soften as new developments created an oversupply of housing. In 20151, the
neighborhoods consist mostly of large Colonials built in the 1980s and
’90s. Because of the limited housing supply, the market there has been

Grace Han Wolf, owner of the paint-your-own-pottery studio Clay
Cafe Chantilly, says grandmothers often bring their grandchildren into the
store. The local community center, the Cub Run RECenter, has a pool, a
fitness center, and a nature program for adults. The Dulles Expo Center
regularly hosts events, from flea markets to craft festivals, and
residents recently came together to raise money to renovate Chantilly
Regional Library, which originally opened in 1995. Quick access to Dulles
Airport makes visiting and hosting grandchildren relatively

Says Wolf: “There’s everything an empty-nester might want
within 30 minutes.”

Value Convenience


In the past two decades, several large planned developments
have been built around Gaithersburg, creating communities where residents
can eat, shop, and play within walking distance of home. Lakelands, for
example, has more than 1,000 condos, apartments, townhouses, and
single-family homes. Residents can dine at Tandoori Nights or Buca di
Beppo and do their grocery shopping at the nearby Whole Foods or Giant.
The community has its own pool, tennis courts, and clubhouse.

“We had a spike in prices back in 2005, 2006, and 2007,” says
Gaithersburg broker Roy Kelley. “Now prices are back down.” In the 20882
Zip code, prices have fallen by almost 11 percent over the past three
years, bringing the median home price to $580,000 in 2011. Homes sat on
the market an average of 112 days in 2011, much longer than the 78-day
average in the Washington area.
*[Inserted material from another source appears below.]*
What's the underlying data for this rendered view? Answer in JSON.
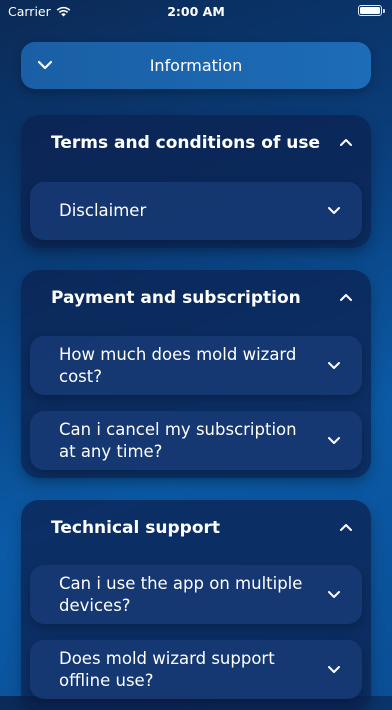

But in certain hot spots, houses sell briskly. Susie Danick,
51, recently traded townhouses in Kentlands. Both sold close to their
asking price within two weeks of being listed. “If things are priced
appropriately, they sell very quickly,” she says. Danick moved to
Kentlands right before her eldest child left for college. “We didn’t want
the maintenance of a big house anymore, and I can walk everywhere. It’s
easier living.”

Built in the 1990s, Kentlands has single-family homes,
townhouses, and apartments as well as restaurants, an arts center, a
theater, clothing boutiques, and a grocery store. Danick walks her dogs
every morning around the community’s two lakes.

In 2000, Danick launched a business, Transitional Assistance
& Design, to help people who are moving to smaller homes. Demand has
grown so much that she now has 25 employees.